As former sugar workers in Berbice continue to face financial struggles following the closure of two estates for almost one year, the Saraswati Vidya Niketan (SVN) provided 75 of their children with $10,000 each towards their education.
The money was part of a fund that the SVN, a Hindu school on the West Coast of Demerara, recently launched with the aim of aiding the “most vulnerable students who have either dropped out of school or at the risk of doing so.”
Students would also be supported through the fund for “at least one academic year starting with the current school term.”
Principal of the school, Swami Aksharananda, along with some sixth form students traveled to Berbice last Wednesday to make the presentation at an event held at Sukhpaul’s Gas Station at Corriverton.
The principal said that with the help of community workers and teachers, some 100 students have already been identified to receive assistance.
The students, mainly from Line Path Secondary, Lutheran High School, Tagore Secondary and Canje Secondary at Rose Hall, Canje qualified for the assistance after filling application forms and providing student verification.
The fund is mainly for high school students but some from the primary level also benefitted from the same amount. The students would also receive more cash “later in the year to complete this term’s commitment.”
According to the principal, SVN saw the need to step in and take action since the workers have not yet received the full severance benefits that they were promised.

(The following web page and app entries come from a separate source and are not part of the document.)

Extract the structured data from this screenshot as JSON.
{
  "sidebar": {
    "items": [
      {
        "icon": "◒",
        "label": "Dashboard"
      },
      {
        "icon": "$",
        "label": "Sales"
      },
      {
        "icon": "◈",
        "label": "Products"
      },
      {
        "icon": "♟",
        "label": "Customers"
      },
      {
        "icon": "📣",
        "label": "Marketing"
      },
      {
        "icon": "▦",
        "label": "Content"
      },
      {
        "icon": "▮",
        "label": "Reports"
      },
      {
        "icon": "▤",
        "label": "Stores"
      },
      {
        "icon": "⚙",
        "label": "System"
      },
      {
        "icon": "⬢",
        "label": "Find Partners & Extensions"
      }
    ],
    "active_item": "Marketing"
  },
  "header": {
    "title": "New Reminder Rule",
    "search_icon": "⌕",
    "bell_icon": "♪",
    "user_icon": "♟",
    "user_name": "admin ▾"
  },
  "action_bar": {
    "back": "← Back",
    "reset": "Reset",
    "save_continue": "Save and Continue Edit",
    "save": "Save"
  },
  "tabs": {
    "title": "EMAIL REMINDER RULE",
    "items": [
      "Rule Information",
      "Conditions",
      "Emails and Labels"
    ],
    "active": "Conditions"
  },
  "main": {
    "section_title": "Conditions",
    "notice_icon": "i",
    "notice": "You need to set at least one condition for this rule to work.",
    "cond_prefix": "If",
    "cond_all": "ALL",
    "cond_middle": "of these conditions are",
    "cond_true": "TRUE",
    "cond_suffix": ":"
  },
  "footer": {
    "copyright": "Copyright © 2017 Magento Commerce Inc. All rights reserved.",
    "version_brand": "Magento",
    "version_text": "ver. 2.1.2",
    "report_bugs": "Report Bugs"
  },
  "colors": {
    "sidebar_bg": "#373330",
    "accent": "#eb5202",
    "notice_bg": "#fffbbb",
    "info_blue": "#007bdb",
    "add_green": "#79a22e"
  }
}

“Whatever the politics or economics of the situation, the fact is that the communities [that are] directly dependent on the estates are hurting,” he said.
“We have been following the situation for months now, and it is evident that the crisis is affecting the ability of parents to send their children to school.”
He pointed out too: “Whoever is acquainted with the rhythm of the life on the sugar estates knows that whatever workers save during the harvesting season is used up [during the] ‘out of crop [season]’.”
Swami Aksharananda said: “Funding for the project so far has been provided by SVN itself and its students.
In addition to what the school has put aside, the students have each committed to give one thousand dollars per term for the current school year 2018-19.”
The SVN “wishes to thank Pandit Rangaswami from #73 Village Corentyne, well-known community activist and leader, Mr. Hari Behari, and Mr. Surin Sukhpal for their assistance,” he said.